**PROBLEM**
For every record below, repeat the text exactly and pass over any image.

**RECORDS SHOWN**
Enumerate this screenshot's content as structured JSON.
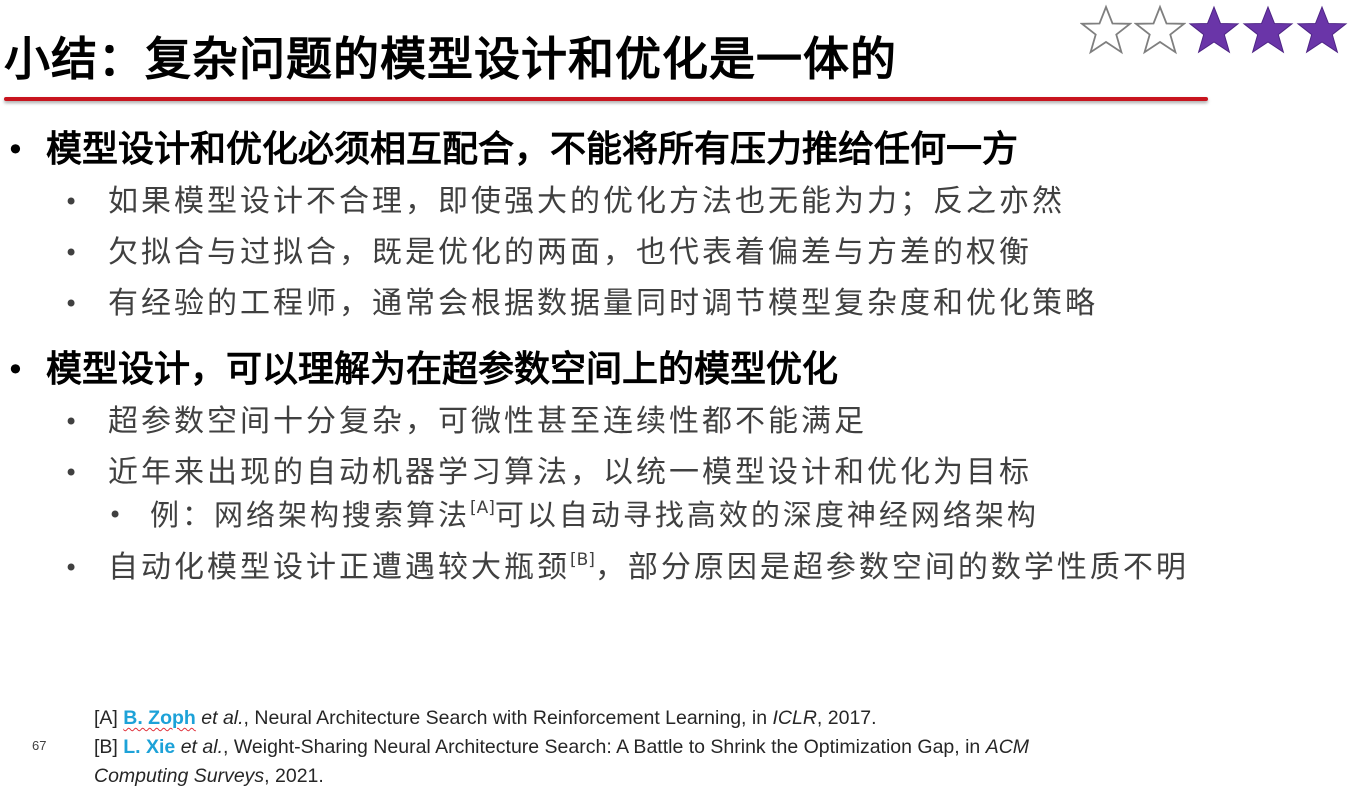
{
  "slide": {
    "title": "小结：复杂问题的模型设计和优化是一体的",
    "page_number": "67",
    "accent_color": "#c8141e",
    "rating": {
      "filled": 3,
      "total": 5,
      "star_color": "#6a35a8"
    }
  },
  "bullets": {
    "b1": {
      "text": "模型设计和优化必须相互配合，不能将所有压力推给任何一方",
      "children": [
        "如果模型设计不合理，即使强大的优化方法也无能为力；反之亦然",
        "欠拟合与过拟合，既是优化的两面，也代表着偏差与方差的权衡",
        "有经验的工程师，通常会根据数据量同时调节模型复杂度和优化策略"
      ]
    },
    "b2": {
      "text": "模型设计，可以理解为在超参数空间上的模型优化",
      "c1": "超参数空间十分复杂，可微性甚至连续性都不能满足",
      "c2": "近年来出现的自动机器学习算法，以统一模型设计和优化为目标",
      "c2_sub": {
        "before": "例：网络架构搜索算法",
        "ref": "[A]",
        "after": "可以自动寻找高效的深度神经网络架构"
      },
      "c3": {
        "before": "自动化模型设计正遭遇较大瓶颈",
        "ref": "[B]",
        "after": "，部分原因是超参数空间的数学性质不明"
      }
    }
  },
  "references": {
    "a": {
      "label": "[A] ",
      "author": "B. Zoph",
      "etal": " et al.",
      "rest": ", Neural Architecture Search with Reinforcement Learning, in ",
      "venue": "ICLR",
      "year": ", 2017."
    },
    "b": {
      "label": "[B] ",
      "author": "L. Xie",
      "etal": " et al.",
      "rest": ", Weight-Sharing Neural Architecture Search: A Battle to Shrink the Optimization Gap, in ",
      "venue_line1": "ACM",
      "venue_line2": "Computing Surveys",
      "year": ", 2021."
    }
  }
}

**TASK SOLUTION**
Enumerate this screenshot's content as structured JSON.
{
  "slide": {
    "title": "小结：复杂问题的模型设计和优化是一体的",
    "page_number": "67",
    "accent_color": "#c8141e",
    "rating": {
      "filled": 3,
      "total": 5,
      "star_color": "#6a35a8"
    }
  },
  "bullets": {
    "b1": {
      "text": "模型设计和优化必须相互配合，不能将所有压力推给任何一方",
      "children": [
        "如果模型设计不合理，即使强大的优化方法也无能为力；反之亦然",
        "欠拟合与过拟合，既是优化的两面，也代表着偏差与方差的权衡",
        "有经验的工程师，通常会根据数据量同时调节模型复杂度和优化策略"
      ]
    },
    "b2": {
      "text": "模型设计，可以理解为在超参数空间上的模型优化",
      "c1": "超参数空间十分复杂，可微性甚至连续性都不能满足",
      "c2": "近年来出现的自动机器学习算法，以统一模型设计和优化为目标",
      "c2_sub": {
        "before": "例：网络架构搜索算法",
        "ref": "[A]",
        "after": "可以自动寻找高效的深度神经网络架构"
      },
      "c3": {
        "before": "自动化模型设计正遭遇较大瓶颈",
        "ref": "[B]",
        "after": "，部分原因是超参数空间的数学性质不明"
      }
    }
  },
  "references": {
    "a": {
      "label": "[A] ",
      "author": "B. Zoph",
      "etal": " et al.",
      "rest": ", Neural Architecture Search with Reinforcement Learning, in ",
      "venue": "ICLR",
      "year": ", 2017."
    },
    "b": {
      "label": "[B] ",
      "author": "L. Xie",
      "etal": " et al.",
      "rest": ", Weight-Sharing Neural Architecture Search: A Battle to Shrink the Optimization Gap, in ",
      "venue_line1": "ACM",
      "venue_line2": "Computing Surveys",
      "year": ", 2021."
    }
  }
}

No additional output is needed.